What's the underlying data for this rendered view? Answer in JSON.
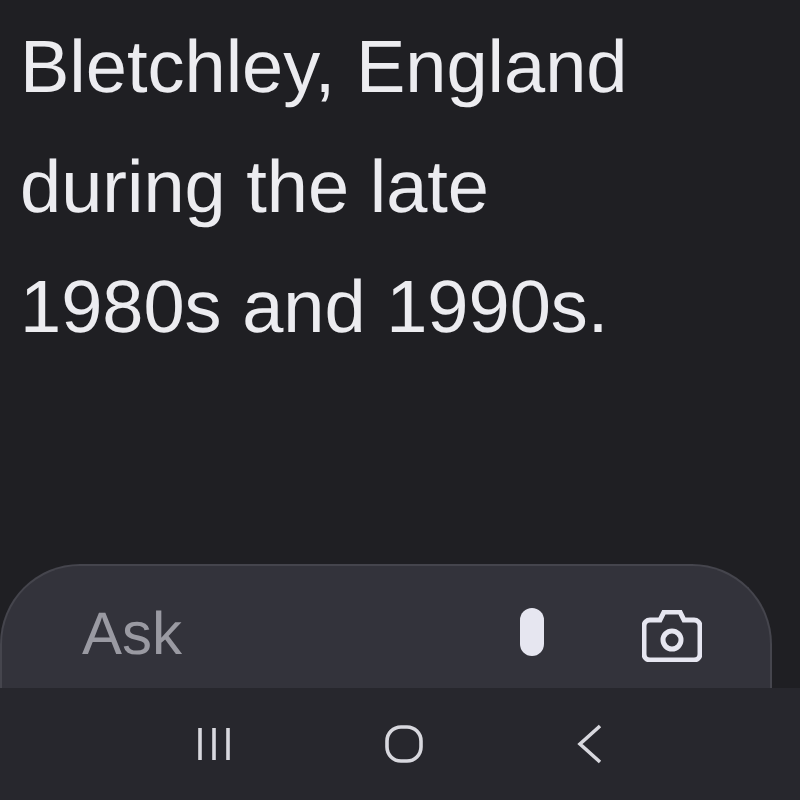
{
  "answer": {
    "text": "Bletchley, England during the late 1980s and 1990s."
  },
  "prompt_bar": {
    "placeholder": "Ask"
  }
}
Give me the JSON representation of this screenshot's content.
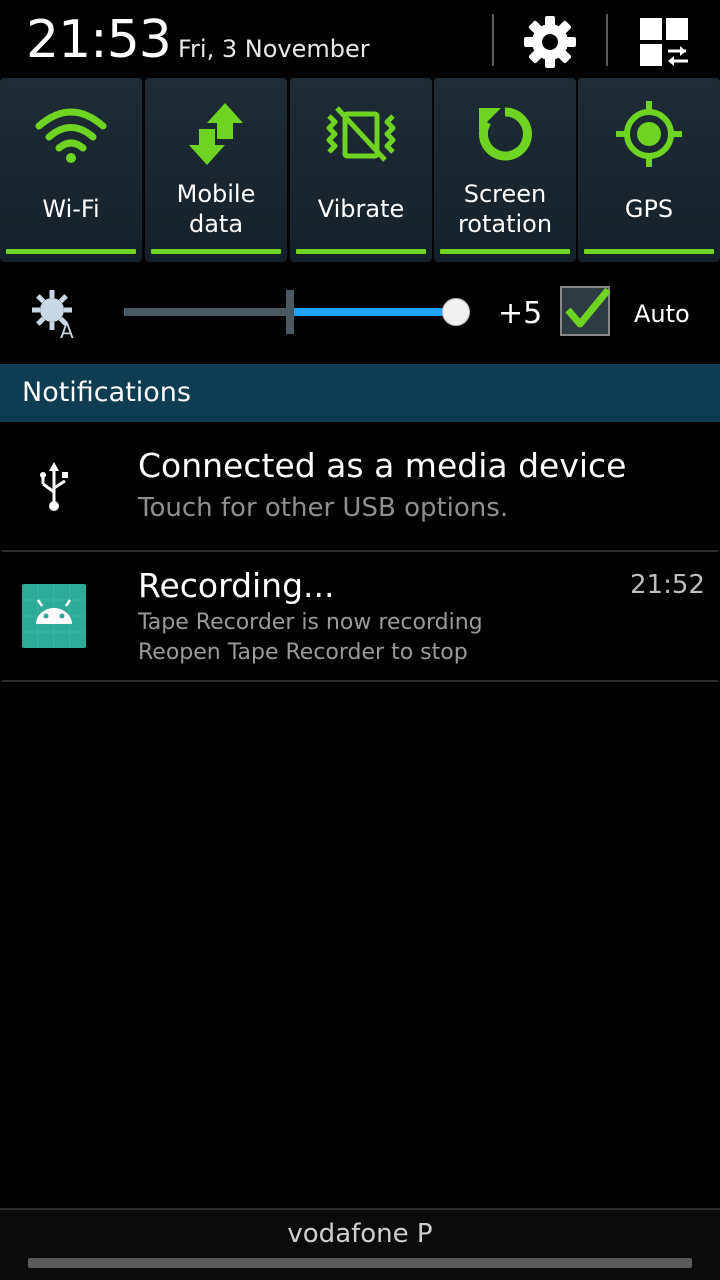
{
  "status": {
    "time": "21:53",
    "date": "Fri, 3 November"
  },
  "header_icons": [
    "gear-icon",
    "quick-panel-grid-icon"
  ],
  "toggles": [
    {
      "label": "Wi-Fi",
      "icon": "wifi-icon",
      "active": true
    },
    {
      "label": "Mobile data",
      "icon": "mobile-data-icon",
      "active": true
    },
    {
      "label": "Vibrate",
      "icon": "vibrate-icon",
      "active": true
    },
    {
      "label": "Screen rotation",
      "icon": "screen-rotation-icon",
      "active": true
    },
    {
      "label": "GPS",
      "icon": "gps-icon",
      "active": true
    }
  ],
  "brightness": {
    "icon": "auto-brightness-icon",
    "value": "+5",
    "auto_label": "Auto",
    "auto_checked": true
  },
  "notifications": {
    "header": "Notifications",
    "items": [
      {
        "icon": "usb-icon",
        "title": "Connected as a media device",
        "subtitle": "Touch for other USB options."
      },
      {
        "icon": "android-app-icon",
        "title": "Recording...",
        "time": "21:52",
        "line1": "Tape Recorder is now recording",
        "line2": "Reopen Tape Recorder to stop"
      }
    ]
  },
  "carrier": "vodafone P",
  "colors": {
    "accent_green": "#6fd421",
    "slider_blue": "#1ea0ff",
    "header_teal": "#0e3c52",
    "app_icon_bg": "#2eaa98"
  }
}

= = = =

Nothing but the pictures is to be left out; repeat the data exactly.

Response to the task:
What's the underlying data for this rendered view? Answer in JSON.
{
  "answer": {
    "text": "Bletchley, England during the late 1980s and 1990s."
  },
  "prompt_bar": {
    "placeholder": "Ask"
  }
}
Give me the JSON representation of this screenshot's content.
{
  "status": {
    "time": "21:53",
    "date": "Fri, 3 November"
  },
  "header_icons": [
    "gear-icon",
    "quick-panel-grid-icon"
  ],
  "toggles": [
    {
      "label": "Wi-Fi",
      "icon": "wifi-icon",
      "active": true
    },
    {
      "label": "Mobile data",
      "icon": "mobile-data-icon",
      "active": true
    },
    {
      "label": "Vibrate",
      "icon": "vibrate-icon",
      "active": true
    },
    {
      "label": "Screen rotation",
      "icon": "screen-rotation-icon",
      "active": true
    },
    {
      "label": "GPS",
      "icon": "gps-icon",
      "active": true
    }
  ],
  "brightness": {
    "icon": "auto-brightness-icon",
    "value": "+5",
    "auto_label": "Auto",
    "auto_checked": true
  },
  "notifications": {
    "header": "Notifications",
    "items": [
      {
        "icon": "usb-icon",
        "title": "Connected as a media device",
        "subtitle": "Touch for other USB options."
      },
      {
        "icon": "android-app-icon",
        "title": "Recording...",
        "time": "21:52",
        "line1": "Tape Recorder is now recording",
        "line2": "Reopen Tape Recorder to stop"
      }
    ]
  },
  "carrier": "vodafone P",
  "colors": {
    "accent_green": "#6fd421",
    "slider_blue": "#1ea0ff",
    "header_teal": "#0e3c52",
    "app_icon_bg": "#2eaa98"
  }
}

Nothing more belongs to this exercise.